By Webster Tilton
A “family friendly” movie to watch this Spring is The Boy Who Harnessed the Wind, a “Netflix” original film made by the BBC. It’s an impressive film that raises an interesting question; if your movie about one of the poorest countries on Earth feels authentic because it was filmed on location, does that count as good production value? Just food for thought (you’ll get the joke later).
My verdict: watch it. This isn’t one you need to be in a forgiving mood to enjoy, it’s just really, really well done. Spoilers ahead, here we go:
“The Boy” is theoretically a film about William Kamkwamba (Maxwell Simba) building a primitive wind turbine to save his village from a protracted famine. But the meat of the story is the desperation and determination of a small community trying to survive on next to nothing. Throughout the film William assembles the knowledge that he needs to save the family farm (is it still a cliché if it’s a true story?) and clashes with his father (same question) who doesn’t know enough to realize that his son’s idea for a windmill is the only chance they’ve got.

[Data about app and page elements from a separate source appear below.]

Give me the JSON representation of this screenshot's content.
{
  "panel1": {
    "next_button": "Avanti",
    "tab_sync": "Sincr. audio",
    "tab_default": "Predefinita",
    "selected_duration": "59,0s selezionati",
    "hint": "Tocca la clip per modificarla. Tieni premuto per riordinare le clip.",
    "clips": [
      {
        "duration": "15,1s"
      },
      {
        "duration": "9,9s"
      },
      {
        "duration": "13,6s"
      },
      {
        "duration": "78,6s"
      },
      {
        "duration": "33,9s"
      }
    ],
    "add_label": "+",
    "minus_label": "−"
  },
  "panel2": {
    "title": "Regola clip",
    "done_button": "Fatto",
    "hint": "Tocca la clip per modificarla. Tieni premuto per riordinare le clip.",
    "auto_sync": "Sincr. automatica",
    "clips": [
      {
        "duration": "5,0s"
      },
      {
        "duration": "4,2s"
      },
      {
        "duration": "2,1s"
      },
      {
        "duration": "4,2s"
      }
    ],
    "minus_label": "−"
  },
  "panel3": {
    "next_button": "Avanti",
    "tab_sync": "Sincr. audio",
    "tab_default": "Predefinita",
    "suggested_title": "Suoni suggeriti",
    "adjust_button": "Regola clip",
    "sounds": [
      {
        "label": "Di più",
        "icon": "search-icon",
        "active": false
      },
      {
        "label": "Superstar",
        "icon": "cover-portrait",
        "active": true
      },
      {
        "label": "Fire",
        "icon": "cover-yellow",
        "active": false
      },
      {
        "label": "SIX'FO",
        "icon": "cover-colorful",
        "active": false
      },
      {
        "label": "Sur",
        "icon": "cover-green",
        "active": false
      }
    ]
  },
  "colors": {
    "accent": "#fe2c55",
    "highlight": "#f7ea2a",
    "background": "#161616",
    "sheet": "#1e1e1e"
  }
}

We watch as the situation in Wimbe village goes from bad to worse, beginning with a pitifully bad harvest and culminating in food riots when the government issued emergency supply trucks don’t show up with enough grain to go around. We see the strain of the situation turn William’s father Trywell (played masterfully by Nigerian actor Chiwetel Ejiofor, who also directed) from a kind and thoughtful man, to a desperately angry tyrant lashing out at everyone he loves as he tries to exert some tiny amount of control over the downward spiral of his family’s situation. Set against this is William’s ironclad belief that he can repair and power a decrepit water pump he found in the town dump, if only he could catch the tiniest of breaks.

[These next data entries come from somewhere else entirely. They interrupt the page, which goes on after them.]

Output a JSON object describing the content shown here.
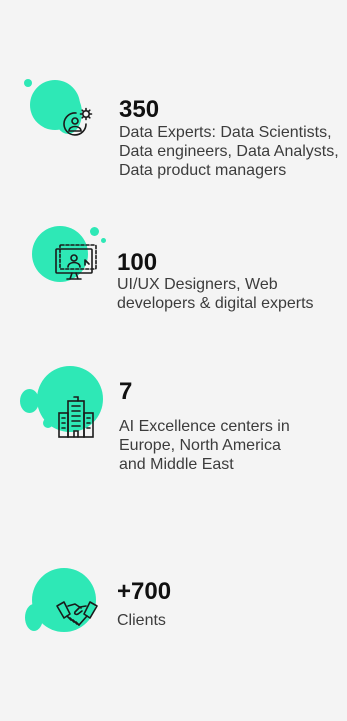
{
  "accent_color": "#2ee8b6",
  "stats": [
    {
      "number": "350",
      "description": "Data Experts: Data Scientists, Data engineers, Data Analysts, Data product managers",
      "icon": "person-gear-icon"
    },
    {
      "number": "100",
      "description": "UI/UX Designers, Web developers & digital experts",
      "icon": "monitor-designer-icon"
    },
    {
      "number": "7",
      "description": "AI Excellence centers in Europe, North America and Middle East",
      "icon": "office-building-icon"
    },
    {
      "number": "+700",
      "description": "Clients",
      "icon": "handshake-icon"
    }
  ]
}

And on that note, let me take a moment to praise the performance of Maxwell Simba. He’s completely believable from start to finish. Even more so than most of the adult actors, his acting never feels like it’s acting. We should keep our fingers crossed that this movie gets him the prominence he needs so that we can enjoy more of his work.
Costar and director Ejiofor blends excellent performances with excellent pacing and locations. He generates tension and emotion and makes his characters feel real. It isn’t a perfect movie, but it’s very solid and it has no serious defects.
Truth be told, there isn’t a lot more to say because although each of the film’s elements are well executed and grittily realistic, this isn’t a complex movie. But that, in and of itself, is something of a refreshing change. So take a break from the CGI superhero buffet and sit down for a couple of hours with a real movie.
You’ll be glad you did.